I see such promise on the horizon for what we can accomplish as the Fort Thomas Independent Schools and City of Fort Thomas expand our partnership and further strengthen our offerings. We already work together so positively to provide and maintain athletic venues, including beautiful new tennis courts at Tower Park, along with playing surfaces at Winkler Field and Highland Park. We have a shared vision for student safety and work together on construction projects and sidewalk maintenance, especially as walkways to school get slippery in the winter. Where we can truly grow is by partnering with our local businesses to provide experiential learning opportunities and internships for our students, so they can explore areas of interest and apply their many skills in real-world settings. I ask for your ideas and willingness to mentor students to allow this vision to come to fruition.
I spoke at the FTBA meeting about how grateful I am that our District has the resources to offer 1:1 personalized technology for students. However, I believe we have experienced some of our best moments as a community this year when we temporarily turned our computers off, backed away from our keyboards, silenced our phones and have taken part in “Community Conversations” in-person at four of our five schools. I pledge to be an accessible and transparent superintendent with an open-door policy, and I embrace the opportunity to venture into our buildings to listen to anything on your mind and engage in open dialogue.
It has been an overwhelmingly positive experience. Since the start of the pandemic, the road we have traveled together has been filled with successes and setbacks, triumphs and adversity, and the concerns have generated all kinds of opinions and some disagreements, and that’s okay with me. Our thorough discussion has been conducted respectfully, which is all I ask. “Community Conversations” have revealed that, by doing this kind of communication face to face, we see that our community consists of well-intentioned adults that have a shared vision of doing what’s best for our students.

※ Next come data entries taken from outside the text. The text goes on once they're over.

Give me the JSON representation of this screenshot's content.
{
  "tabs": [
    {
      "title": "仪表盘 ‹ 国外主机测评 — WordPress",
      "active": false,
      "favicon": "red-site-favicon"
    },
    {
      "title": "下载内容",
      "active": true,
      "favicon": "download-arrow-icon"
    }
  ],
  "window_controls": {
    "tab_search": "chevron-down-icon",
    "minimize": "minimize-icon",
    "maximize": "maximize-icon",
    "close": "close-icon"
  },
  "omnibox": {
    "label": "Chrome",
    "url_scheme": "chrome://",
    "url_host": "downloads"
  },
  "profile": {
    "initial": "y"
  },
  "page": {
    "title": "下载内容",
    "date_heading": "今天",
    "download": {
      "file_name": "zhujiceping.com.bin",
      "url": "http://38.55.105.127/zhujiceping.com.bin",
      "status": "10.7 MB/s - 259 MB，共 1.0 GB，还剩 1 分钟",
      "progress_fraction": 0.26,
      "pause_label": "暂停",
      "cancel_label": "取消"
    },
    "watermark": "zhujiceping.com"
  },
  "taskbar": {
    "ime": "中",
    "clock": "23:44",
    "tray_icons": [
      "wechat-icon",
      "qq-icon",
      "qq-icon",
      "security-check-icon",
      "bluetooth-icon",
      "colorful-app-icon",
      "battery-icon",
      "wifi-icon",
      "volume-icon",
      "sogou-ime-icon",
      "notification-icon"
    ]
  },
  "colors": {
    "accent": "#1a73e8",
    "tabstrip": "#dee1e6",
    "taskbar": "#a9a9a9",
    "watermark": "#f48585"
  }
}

I invite you to our last event at Johnson Elementary School on Tuesday, November 16, at 6:00pm.
At our most recent stop in the “Community Conversations” series at Moyer, our principal, Dr. Dawn Laber, said something very meaningful to all of us. Dr. Laber pointed out that she wishes all of our parents could see the beautiful artwork that our students make that adorns the school walls, emblems of the positivity that radiates through the classrooms and hallways. What I hear in Dr. Laber’s comments is gratitude. During this holiday season, I, too, am grateful. For the artwork at Moyer, for every member of our school community, and for the privilege of serving as superintendent. We are doing great. Let’s keep going, and let’s keep being grateful, during the holiday season and beyond.